The other main vegetation type that represents a distinctive community in its own right, but which has been extensively modified by grazing and farming land uses, is the drooping sheoak woodlands. This community occurs primarily inland and is comprised of a diverse variety of understorey shrubs and grasses. The shoeak woodlands are the focus of habitat restoration activity by volunteers and rangers.
Lincoln National Park and Memory Cove Wilderness Protection Area protect the coastal vegetation of the lower Eyre Peninsula and provide a safe refuge for rare wildlife including Rosenberg's goanna, echidna, western whipbird, malleefowl and hooded plover. More than 130 species of birds are known to visit the area making it ideal for birdwatching.
The brush-tailed bettong, a small member of the kangaroo family was once common in this area. The clearing of habitat and preditation by foxes and cats forced this rabbit sized animal into extinction in South Australia. With the help of volunteers, park management has brought the parks fox and cat population back in check and brush-tailed bettong has now been reintroduced into the area.

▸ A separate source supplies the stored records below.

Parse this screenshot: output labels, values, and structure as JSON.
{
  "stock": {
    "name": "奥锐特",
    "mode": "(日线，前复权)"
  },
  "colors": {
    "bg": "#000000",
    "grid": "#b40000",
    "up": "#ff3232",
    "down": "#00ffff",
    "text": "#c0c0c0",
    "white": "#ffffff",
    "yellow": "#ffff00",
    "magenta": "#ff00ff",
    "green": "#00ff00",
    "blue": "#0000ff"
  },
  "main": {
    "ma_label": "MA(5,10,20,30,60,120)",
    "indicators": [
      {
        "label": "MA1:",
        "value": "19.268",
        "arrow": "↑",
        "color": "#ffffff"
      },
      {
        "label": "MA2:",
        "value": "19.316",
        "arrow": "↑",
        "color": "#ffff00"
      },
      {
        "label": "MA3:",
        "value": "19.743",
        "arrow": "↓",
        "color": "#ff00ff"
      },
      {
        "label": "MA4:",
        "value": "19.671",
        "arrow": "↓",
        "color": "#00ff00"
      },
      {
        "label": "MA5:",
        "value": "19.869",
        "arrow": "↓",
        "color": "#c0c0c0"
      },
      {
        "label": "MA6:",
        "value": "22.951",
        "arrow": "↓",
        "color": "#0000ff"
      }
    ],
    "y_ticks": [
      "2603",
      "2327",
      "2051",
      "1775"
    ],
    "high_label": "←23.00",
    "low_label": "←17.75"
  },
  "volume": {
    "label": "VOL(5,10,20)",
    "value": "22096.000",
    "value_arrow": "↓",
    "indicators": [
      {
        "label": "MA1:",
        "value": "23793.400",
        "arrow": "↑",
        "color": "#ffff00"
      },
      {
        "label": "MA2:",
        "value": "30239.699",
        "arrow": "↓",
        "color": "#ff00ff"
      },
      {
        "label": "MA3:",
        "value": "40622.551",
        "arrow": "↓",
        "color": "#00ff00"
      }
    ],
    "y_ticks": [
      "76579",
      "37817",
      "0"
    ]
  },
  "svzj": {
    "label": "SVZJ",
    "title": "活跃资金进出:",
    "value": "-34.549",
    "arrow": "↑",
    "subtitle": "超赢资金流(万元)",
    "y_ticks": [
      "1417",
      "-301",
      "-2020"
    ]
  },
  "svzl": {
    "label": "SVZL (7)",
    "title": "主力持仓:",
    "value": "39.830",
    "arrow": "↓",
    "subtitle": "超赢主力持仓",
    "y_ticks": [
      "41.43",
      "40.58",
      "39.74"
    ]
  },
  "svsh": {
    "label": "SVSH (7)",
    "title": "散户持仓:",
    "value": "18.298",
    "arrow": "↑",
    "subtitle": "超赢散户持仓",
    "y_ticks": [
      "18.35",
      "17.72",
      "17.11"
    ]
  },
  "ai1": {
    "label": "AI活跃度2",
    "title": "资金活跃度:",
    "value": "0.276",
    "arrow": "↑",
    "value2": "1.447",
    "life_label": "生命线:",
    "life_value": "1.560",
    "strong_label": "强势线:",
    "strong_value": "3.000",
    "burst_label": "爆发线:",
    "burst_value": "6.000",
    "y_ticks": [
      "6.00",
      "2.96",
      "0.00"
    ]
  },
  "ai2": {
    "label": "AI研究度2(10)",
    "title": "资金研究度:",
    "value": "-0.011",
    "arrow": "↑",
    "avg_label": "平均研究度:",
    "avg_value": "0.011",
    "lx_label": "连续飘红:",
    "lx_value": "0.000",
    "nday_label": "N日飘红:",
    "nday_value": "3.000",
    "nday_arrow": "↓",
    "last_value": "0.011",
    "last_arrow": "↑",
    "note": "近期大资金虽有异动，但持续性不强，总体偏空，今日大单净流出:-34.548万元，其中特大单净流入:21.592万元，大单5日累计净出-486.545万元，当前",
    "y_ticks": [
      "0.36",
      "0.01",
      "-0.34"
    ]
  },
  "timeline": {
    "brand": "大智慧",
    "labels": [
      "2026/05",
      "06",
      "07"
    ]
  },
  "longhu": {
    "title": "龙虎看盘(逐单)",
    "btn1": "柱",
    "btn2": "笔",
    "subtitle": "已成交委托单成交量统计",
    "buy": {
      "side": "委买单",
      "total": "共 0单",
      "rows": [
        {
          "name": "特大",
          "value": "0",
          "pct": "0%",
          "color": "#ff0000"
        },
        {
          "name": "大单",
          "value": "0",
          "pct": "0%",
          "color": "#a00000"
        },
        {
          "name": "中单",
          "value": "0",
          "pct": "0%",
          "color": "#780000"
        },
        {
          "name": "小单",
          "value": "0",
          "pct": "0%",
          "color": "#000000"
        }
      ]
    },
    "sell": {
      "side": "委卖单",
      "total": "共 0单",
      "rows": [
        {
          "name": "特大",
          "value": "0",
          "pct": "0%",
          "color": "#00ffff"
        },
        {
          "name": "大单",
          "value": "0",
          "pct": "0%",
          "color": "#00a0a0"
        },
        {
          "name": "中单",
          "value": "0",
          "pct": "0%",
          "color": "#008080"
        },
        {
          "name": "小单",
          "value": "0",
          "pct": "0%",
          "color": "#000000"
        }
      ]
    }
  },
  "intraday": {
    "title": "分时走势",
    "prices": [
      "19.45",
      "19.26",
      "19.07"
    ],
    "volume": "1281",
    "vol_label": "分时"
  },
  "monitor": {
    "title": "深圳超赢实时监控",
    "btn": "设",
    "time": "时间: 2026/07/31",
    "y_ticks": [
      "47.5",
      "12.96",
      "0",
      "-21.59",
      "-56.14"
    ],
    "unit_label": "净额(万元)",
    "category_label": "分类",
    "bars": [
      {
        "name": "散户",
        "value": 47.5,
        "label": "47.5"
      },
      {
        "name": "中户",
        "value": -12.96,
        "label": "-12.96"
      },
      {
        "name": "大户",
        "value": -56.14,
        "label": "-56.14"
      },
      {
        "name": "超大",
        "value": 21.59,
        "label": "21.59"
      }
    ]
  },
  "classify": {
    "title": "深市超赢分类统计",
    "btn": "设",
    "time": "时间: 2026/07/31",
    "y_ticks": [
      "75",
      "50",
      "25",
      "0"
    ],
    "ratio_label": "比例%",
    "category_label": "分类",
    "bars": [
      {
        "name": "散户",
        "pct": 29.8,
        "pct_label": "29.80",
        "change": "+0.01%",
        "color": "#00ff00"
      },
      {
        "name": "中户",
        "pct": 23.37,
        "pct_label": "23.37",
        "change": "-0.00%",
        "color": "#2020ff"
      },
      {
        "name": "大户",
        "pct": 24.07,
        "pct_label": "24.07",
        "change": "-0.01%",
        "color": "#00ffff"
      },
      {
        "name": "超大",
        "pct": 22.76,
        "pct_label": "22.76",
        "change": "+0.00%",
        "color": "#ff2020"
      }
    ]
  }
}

You can see the Australian sea lions and long-nosed fur seals that haul up on the coast to rest after lengthy fishing trips at sea, and the bottle-nose and common dolphins are frequently seen close to the shore. The once rare Rosenberg's goanna population is recovering in Lincoln National Park thanks to the Rangers intensive fox baiting program.
The Friends of Southern Eyre Peninsula Parks have produced a brochure listing all the birds known to occur within the Lincoln National Park, this brochures are available for a small fee from the Port Lincoln Visitor Information Centre and the Port Lincoln Natural Resource Centre.
Have you seen a goanna on the Eyre Peninsula?
Visitors can record their goanna sightings and photographs to help understand the recovery of goannas in this region.
Have you seen a goanna?
There has been 29 different types of whales recorded in South Australia. The most common are the southern right whale, humpback whale, sperm whale, blue whale and orca whale (killer whale). Of these you are most likely to spot a southern right whale along the South Australian coast.
Every year, between May to October, southern right whales gather along the southern coastline of Australia to mate and calve, before returning to sub-Antarctic waters to feed.
The southern right whale is a large whale which can grow up to 17.5 metres and weigh over 80 tons. The vast majority of southern right whales are black in colour with distinctive white patterns on their heads that are calluses formed by small crustaceans known as 'whale lice'. The patterns are visible at birth and are unique to each whale allowing researchers to identify individual whales.
Flora and fauna species lists
To download flora (plants) and fauna (animals) species lists for this park, use the 'Create Simple Species List' tab under 'Flora Tools' or 'Fauna Tools' in NatureMaps.